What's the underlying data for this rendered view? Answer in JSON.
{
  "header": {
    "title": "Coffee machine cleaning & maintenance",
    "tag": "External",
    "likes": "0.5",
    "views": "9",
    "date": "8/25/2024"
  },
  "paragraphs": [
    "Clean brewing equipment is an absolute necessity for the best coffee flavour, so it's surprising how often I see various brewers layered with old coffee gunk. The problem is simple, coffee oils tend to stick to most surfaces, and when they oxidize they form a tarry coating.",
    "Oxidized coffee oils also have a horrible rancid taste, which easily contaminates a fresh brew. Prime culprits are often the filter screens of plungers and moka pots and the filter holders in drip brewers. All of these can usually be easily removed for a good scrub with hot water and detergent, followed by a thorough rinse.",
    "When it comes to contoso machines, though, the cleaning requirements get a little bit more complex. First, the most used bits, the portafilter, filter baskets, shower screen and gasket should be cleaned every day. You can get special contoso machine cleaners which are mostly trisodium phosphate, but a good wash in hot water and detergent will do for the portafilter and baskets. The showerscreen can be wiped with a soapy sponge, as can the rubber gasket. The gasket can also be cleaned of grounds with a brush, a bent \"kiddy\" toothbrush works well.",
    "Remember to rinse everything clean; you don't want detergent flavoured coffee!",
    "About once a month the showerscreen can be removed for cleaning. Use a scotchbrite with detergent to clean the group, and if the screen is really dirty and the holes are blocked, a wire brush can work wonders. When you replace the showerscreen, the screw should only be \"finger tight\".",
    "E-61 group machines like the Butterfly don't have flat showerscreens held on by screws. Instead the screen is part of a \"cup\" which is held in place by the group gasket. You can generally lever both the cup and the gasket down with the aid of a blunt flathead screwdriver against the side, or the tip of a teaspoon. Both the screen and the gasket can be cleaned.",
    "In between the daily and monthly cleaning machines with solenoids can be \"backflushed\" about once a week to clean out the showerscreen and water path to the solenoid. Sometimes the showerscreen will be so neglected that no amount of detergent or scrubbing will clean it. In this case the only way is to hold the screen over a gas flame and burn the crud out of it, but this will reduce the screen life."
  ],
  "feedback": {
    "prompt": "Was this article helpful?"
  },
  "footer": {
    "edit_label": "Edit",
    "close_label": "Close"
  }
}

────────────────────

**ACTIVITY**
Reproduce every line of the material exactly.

**FINISHED EXERCISE**
What's the underlying data for this rendered view? Answer in JSON.
{
  "header": {
    "title": "Coffee machine cleaning & maintenance",
    "tag": "External",
    "likes": "0.5",
    "views": "9",
    "date": "8/25/2024"
  },
  "paragraphs": [
    "Clean brewing equipment is an absolute necessity for the best coffee flavour, so it's surprising how often I see various brewers layered with old coffee gunk. The problem is simple, coffee oils tend to stick to most surfaces, and when they oxidize they form a tarry coating.",
    "Oxidized coffee oils also have a horrible rancid taste, which easily contaminates a fresh brew. Prime culprits are often the filter screens of plungers and moka pots and the filter holders in drip brewers. All of these can usually be easily removed for a good scrub with hot water and detergent, followed by a thorough rinse.",
    "When it comes to contoso machines, though, the cleaning requirements get a little bit more complex. First, the most used bits, the portafilter, filter baskets, shower screen and gasket should be cleaned every day. You can get special contoso machine cleaners which are mostly trisodium phosphate, but a good wash in hot water and detergent will do for the portafilter and baskets. The showerscreen can be wiped with a soapy sponge, as can the rubber gasket. The gasket can also be cleaned of grounds with a brush, a bent \"kiddy\" toothbrush works well.",
    "Remember to rinse everything clean; you don't want detergent flavoured coffee!",
    "About once a month the showerscreen can be removed for cleaning. Use a scotchbrite with detergent to clean the group, and if the screen is really dirty and the holes are blocked, a wire brush can work wonders. When you replace the showerscreen, the screw should only be \"finger tight\".",
    "E-61 group machines like the Butterfly don't have flat showerscreens held on by screws. Instead the screen is part of a \"cup\" which is held in place by the group gasket. You can generally lever both the cup and the gasket down with the aid of a blunt flathead screwdriver against the side, or the tip of a teaspoon. Both the screen and the gasket can be cleaned.",
    "In between the daily and monthly cleaning machines with solenoids can be \"backflushed\" about once a week to clean out the showerscreen and water path to the solenoid. Sometimes the showerscreen will be so neglected that no amount of detergent or scrubbing will clean it. In this case the only way is to hold the screen over a gas flame and burn the crud out of it, but this will reduce the screen life."
  ],
  "feedback": {
    "prompt": "Was this article helpful?"
  },
  "footer": {
    "edit_label": "Edit",
    "close_label": "Close"
  }
}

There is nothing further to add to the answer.